  • Spirited Competitor: Hasan enjoys competing and chellanges, and it has the added bonus of keeping him fit for his job. He lugs a Vegan-made wrestling robot with him on the trip and wrestles it daily, and when challenged to a duel by Conrad, he chooses slingshots because it's more of a competition than just gunning each other down.
  • That Man Is Dead: Conrad changes his names with his identities and proclaims his former personas dead. When confronted with the possibility of him being Konstantin Karaghiosis, he denies it, saying Karaghiosis is dead. But even after he admit to Diane that yes, he is — or used to be — Karaghiosis, he makes it clear that man is dead and he now is Conrad Nomikos.
  • Title Drop: of the original title, in any case. After Hasan keeps referring to him as Karagee, Conrad snarls, "And call me Conrad!"

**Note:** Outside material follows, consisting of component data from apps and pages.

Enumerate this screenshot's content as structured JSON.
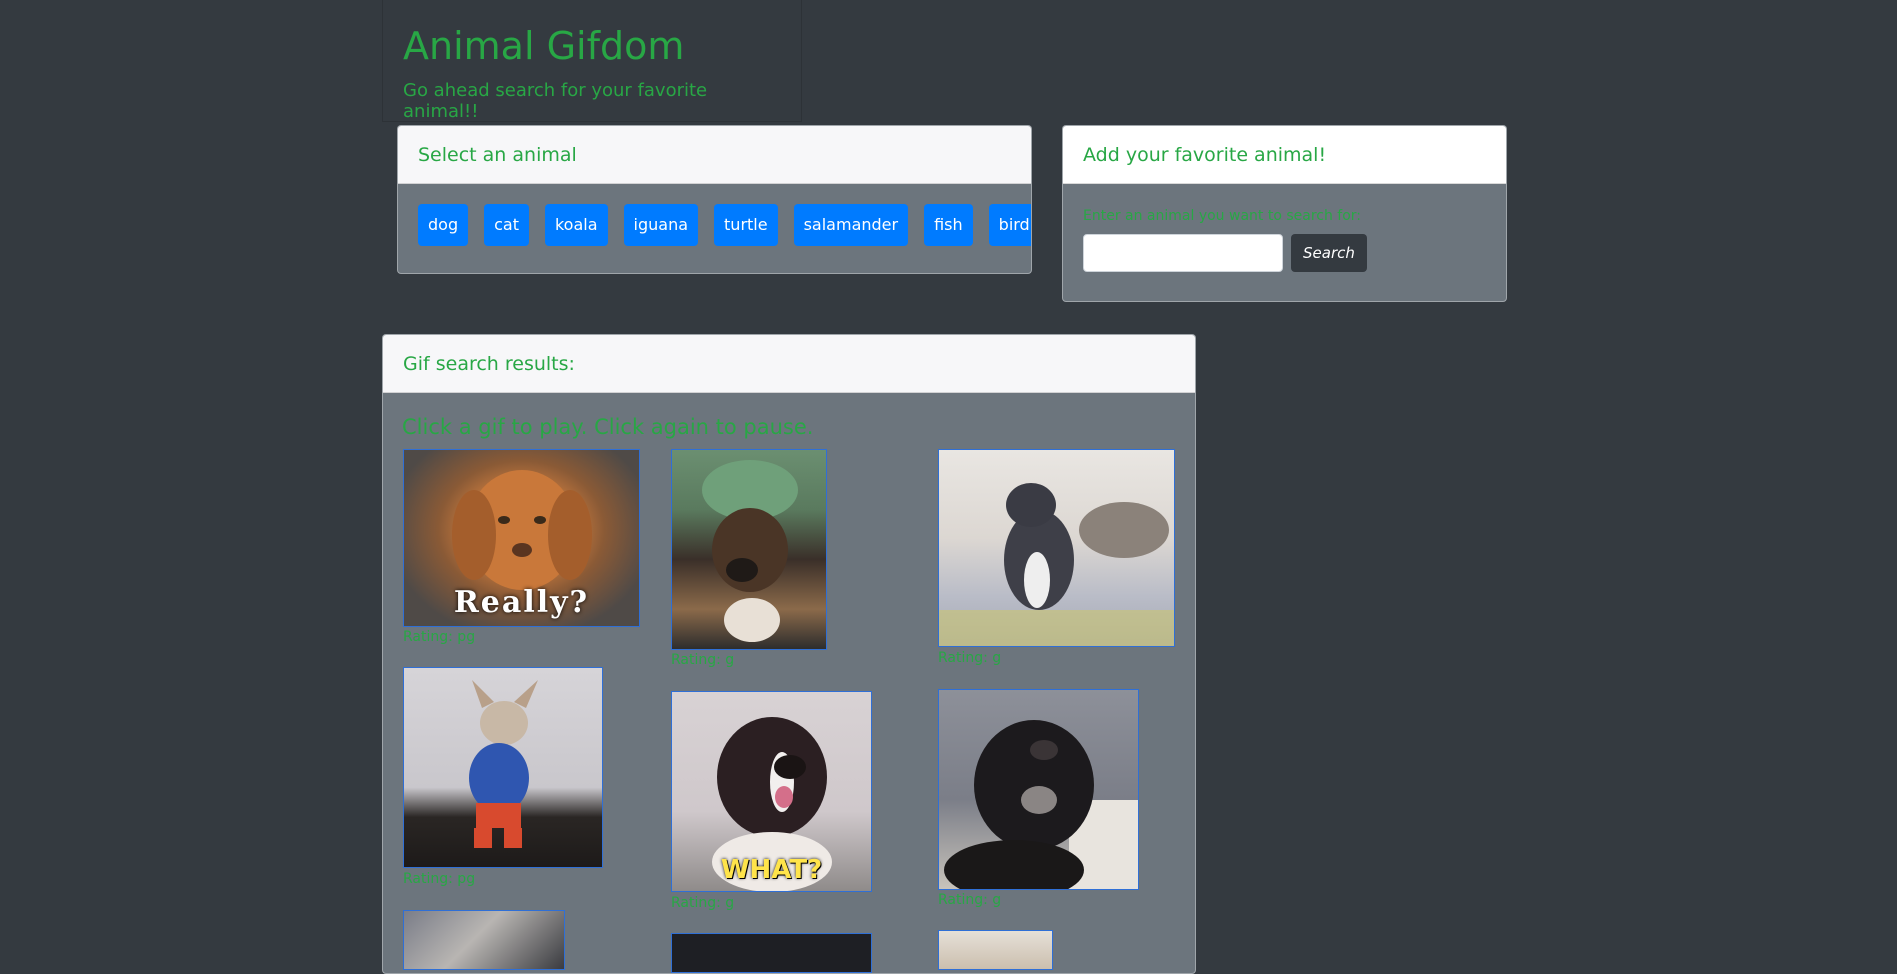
{
  "header": {
    "title": "Animal Gifdom",
    "subtitle": "Go ahead search for your favorite animal!!"
  },
  "animal_select": {
    "title": "Select an animal",
    "buttons": [
      "dog",
      "cat",
      "koala",
      "iguana",
      "turtle",
      "salamander",
      "fish",
      "bird"
    ]
  },
  "add_animal": {
    "title": "Add your favorite animal!",
    "label": "Enter an animal you want to search for:",
    "input_value": "",
    "search_label": "Search"
  },
  "results": {
    "title": "Gif search results:",
    "instruction": "Click a gif to play. Click again to pause.",
    "gifs": [
      {
        "rating": "Rating: pg",
        "caption": "Really?"
      },
      {
        "rating": "Rating: g",
        "caption": ""
      },
      {
        "rating": "Rating: g",
        "caption": ""
      },
      {
        "rating": "Rating: pg",
        "caption": ""
      },
      {
        "rating": "Rating: g",
        "caption": "WHAT?"
      },
      {
        "rating": "Rating: g",
        "caption": ""
      }
    ]
  },
  "colors": {
    "background": "#343a40",
    "accent_green": "#28a745",
    "button_blue": "#007bff"
  }
}
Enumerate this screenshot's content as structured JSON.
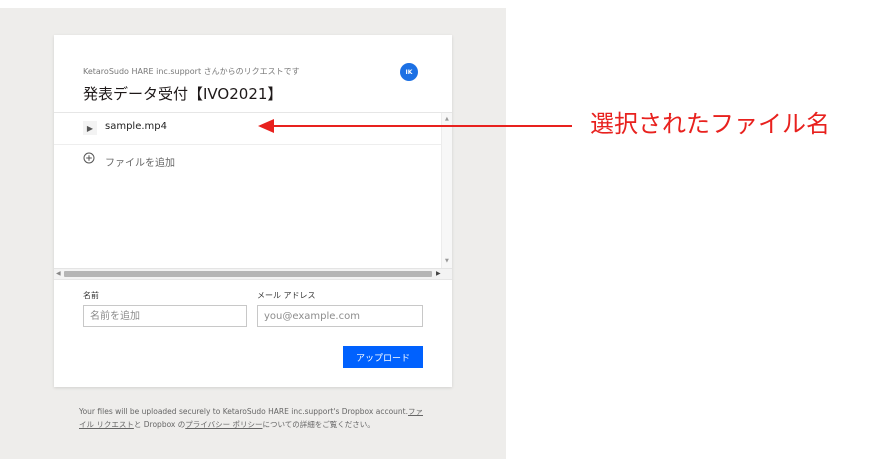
{
  "request": {
    "from_line": "KetaroSudo HARE inc.support さんからのリクエストです",
    "title": "発表データ受付【IVO2021】",
    "avatar_initials": "IK"
  },
  "files": [
    {
      "name": "sample.mp4"
    }
  ],
  "add_file_label": "ファイルを追加",
  "form": {
    "name_label": "名前",
    "name_placeholder": "名前を追加",
    "email_label": "メール アドレス",
    "email_placeholder": "you@example.com",
    "upload_label": "アップロード"
  },
  "footer": {
    "text1": "Your files will be uploaded securely to KetaroSudo HARE inc.support's Dropbox account.",
    "link1": "ファイル リクエスト",
    "text2": "と Dropbox の",
    "link2": "プライバシー ポリシー",
    "text3": "についての詳細をご覧ください。"
  },
  "annotation": {
    "label": "選択されたファイル名"
  },
  "colors": {
    "accent": "#0061fe",
    "avatar": "#1c70e4",
    "annotation": "#e8211e"
  }
}
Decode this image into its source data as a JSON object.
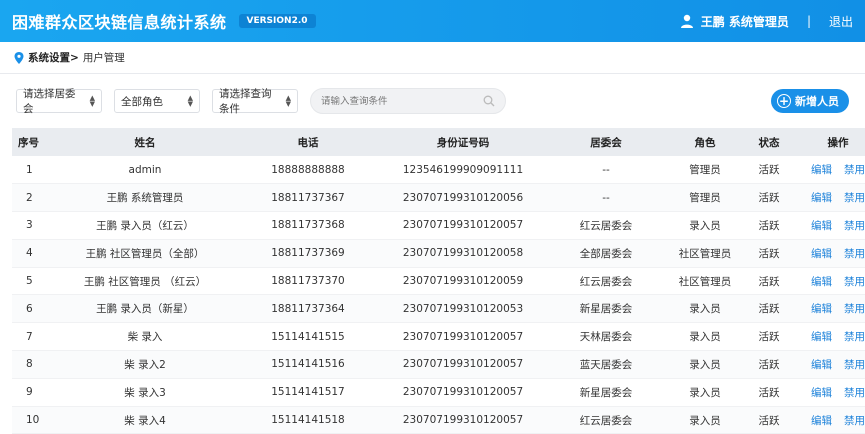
{
  "header": {
    "app_title": "困难群众区块链信息统计系统",
    "version": "VERSION2.0",
    "user_name": "王鹏 系统管理员",
    "separator": "|",
    "logout": "退出"
  },
  "breadcrumb": {
    "section": "系统设置>",
    "current": "用户管理"
  },
  "filters": {
    "community": "请选择居委会",
    "role": "全部角色",
    "query_type": "请选择查询条件",
    "search_placeholder": "请输入查询条件",
    "add_button": "新增人员"
  },
  "table": {
    "columns": [
      "序号",
      "姓名",
      "电话",
      "身份证号码",
      "居委会",
      "角色",
      "状态",
      "操作"
    ],
    "edit_label": "编辑",
    "disable_label": "禁用",
    "rows": [
      {
        "idx": "1",
        "name": "admin",
        "phone": "18888888888",
        "id": "123546199909091111",
        "community": "--",
        "role": "管理员",
        "status": "活跃"
      },
      {
        "idx": "2",
        "name": "王鹏 系统管理员",
        "phone": "18811737367",
        "id": "230707199310120056",
        "community": "--",
        "role": "管理员",
        "status": "活跃"
      },
      {
        "idx": "3",
        "name": "王鹏 录入员（红云）",
        "phone": "18811737368",
        "id": "230707199310120057",
        "community": "红云居委会",
        "role": "录入员",
        "status": "活跃"
      },
      {
        "idx": "4",
        "name": "王鹏 社区管理员（全部）",
        "phone": "18811737369",
        "id": "230707199310120058",
        "community": "全部居委会",
        "role": "社区管理员",
        "status": "活跃"
      },
      {
        "idx": "5",
        "name": "王鹏 社区管理员 （红云）",
        "phone": "18811737370",
        "id": "230707199310120059",
        "community": "红云居委会",
        "role": "社区管理员",
        "status": "活跃"
      },
      {
        "idx": "6",
        "name": "王鹏 录入员（新星）",
        "phone": "18811737364",
        "id": "230707199310120053",
        "community": "新星居委会",
        "role": "录入员",
        "status": "活跃"
      },
      {
        "idx": "7",
        "name": "柴 录入",
        "phone": "15114141515",
        "id": "230707199310120057",
        "community": "天林居委会",
        "role": "录入员",
        "status": "活跃"
      },
      {
        "idx": "8",
        "name": "柴 录入2",
        "phone": "15114141516",
        "id": "230707199310120057",
        "community": "蓝天居委会",
        "role": "录入员",
        "status": "活跃"
      },
      {
        "idx": "9",
        "name": "柴 录入3",
        "phone": "15114141517",
        "id": "230707199310120057",
        "community": "新星居委会",
        "role": "录入员",
        "status": "活跃"
      },
      {
        "idx": "10",
        "name": "柴 录入4",
        "phone": "15114141518",
        "id": "230707199310120057",
        "community": "红云居委会",
        "role": "录入员",
        "status": "活跃"
      }
    ]
  },
  "colors": {
    "primary": "#1a90e8",
    "header_bg": "#1aa6f0",
    "link": "#1a80d9"
  }
}
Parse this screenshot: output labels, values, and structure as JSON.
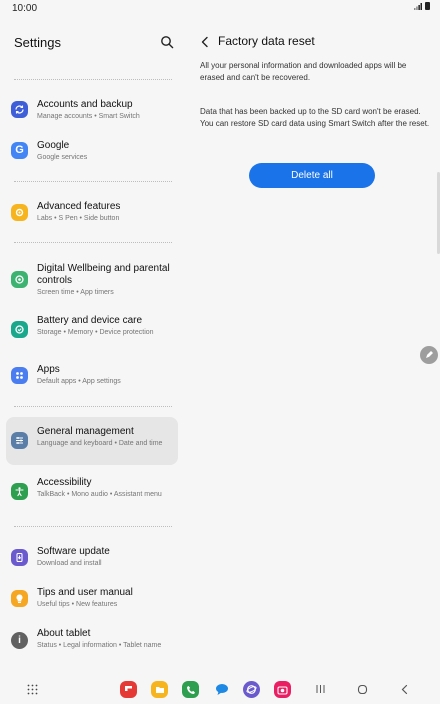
{
  "status_bar": {
    "time": "10:00"
  },
  "settings": {
    "title": "Settings",
    "items": [
      {
        "title": "Accounts and backup",
        "subtitle": "Manage accounts • Smart Switch",
        "icon": "sync-icon",
        "color": "#3f5fd8"
      },
      {
        "title": "Google",
        "subtitle": "Google services",
        "icon": "google-icon",
        "color": "#4285f4"
      },
      {
        "title": "Advanced features",
        "subtitle": "Labs • S Pen • Side button",
        "icon": "gear-plus-icon",
        "color": "#f6b51e"
      },
      {
        "title": "Digital Wellbeing and parental controls",
        "subtitle": "Screen time • App timers",
        "icon": "wellbeing-icon",
        "color": "#3cb371"
      },
      {
        "title": "Battery and device care",
        "subtitle": "Storage • Memory • Device protection",
        "icon": "device-care-icon",
        "color": "#1aa88c"
      },
      {
        "title": "Apps",
        "subtitle": "Default apps • App settings",
        "icon": "apps-icon",
        "color": "#4a7df0"
      },
      {
        "title": "General management",
        "subtitle": "Language and keyboard • Date and time",
        "icon": "sliders-icon",
        "color": "#5a7ea8"
      },
      {
        "title": "Accessibility",
        "subtitle": "TalkBack • Mono audio • Assistant menu",
        "icon": "accessibility-icon",
        "color": "#2e9e4f"
      },
      {
        "title": "Software update",
        "subtitle": "Download and install",
        "icon": "software-update-icon",
        "color": "#6a5acd"
      },
      {
        "title": "Tips and user manual",
        "subtitle": "Useful tips • New features",
        "icon": "tips-icon",
        "color": "#f5a623"
      },
      {
        "title": "About tablet",
        "subtitle": "Status • Legal information • Tablet name",
        "icon": "info-icon",
        "color": "#616161"
      }
    ],
    "selected_index": 6
  },
  "detail": {
    "title": "Factory data reset",
    "paragraph_1": "All your personal information and downloaded apps will be erased and can't be recovered.",
    "paragraph_2": "Data that has been backed up to the SD card won't be erased. You can restore SD card data using Smart Switch after the reset.",
    "delete_button": "Delete all",
    "accent_color": "#1a73e8"
  },
  "navigation_bar": {
    "apps": [
      {
        "icon": "flipboard-icon",
        "color": "#e53935"
      },
      {
        "icon": "my-files-icon",
        "color": "#f6b51e"
      },
      {
        "icon": "phone-icon",
        "color": "#2e9e4f"
      },
      {
        "icon": "messages-icon",
        "color": "#1e88e5"
      },
      {
        "icon": "internet-icon",
        "color": "#6a5acd"
      },
      {
        "icon": "camera-icon",
        "color": "#e91e63"
      }
    ],
    "buttons": [
      "app-drawer-icon",
      "recents-icon",
      "home-icon",
      "back-icon"
    ]
  }
}
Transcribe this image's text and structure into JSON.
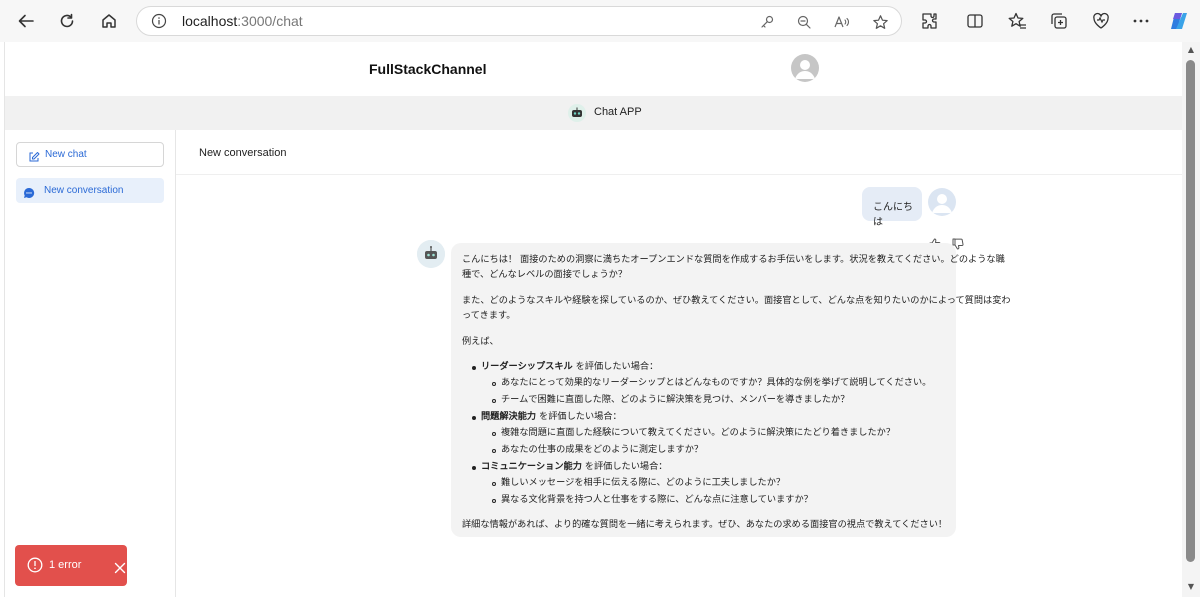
{
  "browser": {
    "url_host": "localhost",
    "url_path": ":3000/chat"
  },
  "header": {
    "app_title": "FullStackChannel"
  },
  "subbar": {
    "label": "Chat APP"
  },
  "sidebar": {
    "new_chat_label": "New chat",
    "items": [
      {
        "label": "New conversation"
      }
    ]
  },
  "main": {
    "conversation_title": "New conversation",
    "user_message": "こんにちは",
    "bot_message": {
      "p1_line1": "こんにちは！ 面接のための洞察に満ちたオープンエンドな質問を作成するお手伝いをします。状況を教えてください。どのような職",
      "p1_line2": "種で、どんなレベルの面接でしょうか？",
      "p2_line1": "また、どのようなスキルや経験を探しているのか、ぜひ教えてください。面接官として、どんな点を知りたいのかによって質問は変わ",
      "p2_line2": "ってきます。",
      "p3": "例えば、",
      "sections": [
        {
          "title": "リーダーシップスキル",
          "suffix": " を評価したい場合：",
          "items": [
            "あなたにとって効果的なリーダーシップとはどんなものですか？具体的な例を挙げて説明してください。",
            "チームで困難に直面した際、どのように解決策を見つけ、メンバーを導きましたか？"
          ]
        },
        {
          "title": "問題解決能力",
          "suffix": " を評価したい場合：",
          "items": [
            "複雑な問題に直面した経験について教えてください。どのように解決策にたどり着きましたか？",
            "あなたの仕事の成果をどのように測定しますか？"
          ]
        },
        {
          "title": "コミュニケーション能力",
          "suffix": " を評価したい場合：",
          "items": [
            "難しいメッセージを相手に伝える際に、どのように工夫しましたか？",
            "異なる文化背景を持つ人と仕事をする際に、どんな点に注意していますか？"
          ]
        }
      ],
      "closing": "詳細な情報があれば、より的確な質問を一緒に考えられます。ぜひ、あなたの求める面接官の視点で教えてください！"
    }
  },
  "toast": {
    "label": "1 error"
  },
  "colors": {
    "accent": "#2b6ad6",
    "error": "#e2504c",
    "user_bubble": "#e5ecf6",
    "bot_bubble": "#f3f3f3"
  }
}
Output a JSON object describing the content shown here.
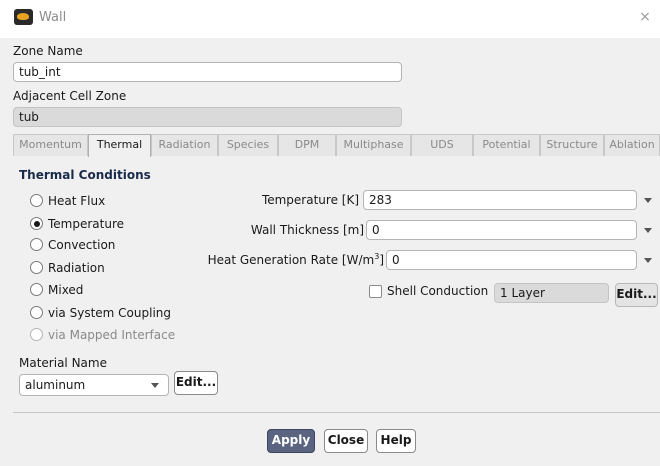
{
  "window": {
    "title": "Wall",
    "close_glyph": "×",
    "icon": "ansys-fluent-icon"
  },
  "zone": {
    "name_label": "Zone Name",
    "name_value": "tub_int"
  },
  "adjacent": {
    "label": "Adjacent Cell Zone",
    "value": "tub"
  },
  "tabs": [
    {
      "label": "Momentum",
      "active": false
    },
    {
      "label": "Thermal",
      "active": true
    },
    {
      "label": "Radiation",
      "active": false
    },
    {
      "label": "Species",
      "active": false
    },
    {
      "label": "DPM",
      "active": false
    },
    {
      "label": "Multiphase",
      "active": false
    },
    {
      "label": "UDS",
      "active": false
    },
    {
      "label": "Potential",
      "active": false
    },
    {
      "label": "Structure",
      "active": false
    },
    {
      "label": "Ablation",
      "active": false
    }
  ],
  "thermal": {
    "section_title": "Thermal Conditions",
    "options": [
      {
        "label": "Heat Flux",
        "checked": false,
        "disabled": false
      },
      {
        "label": "Temperature",
        "checked": true,
        "disabled": false
      },
      {
        "label": "Convection",
        "checked": false,
        "disabled": false
      },
      {
        "label": "Radiation",
        "checked": false,
        "disabled": false
      },
      {
        "label": "Mixed",
        "checked": false,
        "disabled": false
      },
      {
        "label": "via System Coupling",
        "checked": false,
        "disabled": false
      },
      {
        "label": "via Mapped Interface",
        "checked": false,
        "disabled": true
      }
    ],
    "temperature": {
      "label": "Temperature [K]",
      "value": "283"
    },
    "wall_thickness": {
      "label": "Wall Thickness [m]",
      "value": "0"
    },
    "heat_generation": {
      "label_prefix": "Heat Generation Rate [W/m",
      "label_sup": "3",
      "label_suffix": "]",
      "value": "0"
    },
    "shell_conduction": {
      "label": "Shell Conduction",
      "checked": false,
      "layers": "1 Layer",
      "edit_label": "Edit..."
    }
  },
  "material": {
    "label": "Material Name",
    "value": "aluminum",
    "edit_label": "Edit..."
  },
  "footer": {
    "apply_label": "Apply",
    "close_label": "Close",
    "help_label": "Help"
  },
  "colors": {
    "primary_button": "#5a6480",
    "section_title": "#1a2a4a"
  }
}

  • Tribal Carry: This is done to Conrad and Hasan when the Kouretes capture them and transport them to the Valley of the Sleep, their nuclear version of a refrigerator.
  • Win Your Freedom: When captured by the Kouretes, the group is given the option that one of them fight the Dead Man to win all of their freedom. Moreby is very confident that whoever fights will lose, as that's what always happens.
  • A World Half Full: Most of Earth is a nuclear wasteland inhabited by half-human mutants and without a proper government, dependent on help from and trade with the Vegan Combine, with babies being born deformed even in the civilized areas. Yet Radpol and the Returnist movement work toward making it a better place to live again and towards inciting more humans to come back to Earth.
  • World's Strongest Man: Conrad is immensely strong; strong enough to break the neck of a spiderbat that had picked him up, and swim back to shore when it fell into the sea. Hasan, the best assassin on Earth, flat-out tells Conrad that he fears his strength and would absolutely not fight him hand to hand.
  • Your Terrorists Are Our Freedom Fighters: The Returnist movement. One the one hand, their aim was to regain Earth's autonomy and rebuild the planet, on the other hand, to keep the Vegans from building vacation resorts on Earth, they were not above using nukes. It is why Madagascar became utterly uninhabitable.

Alternative Title(s): And Call Me Conrad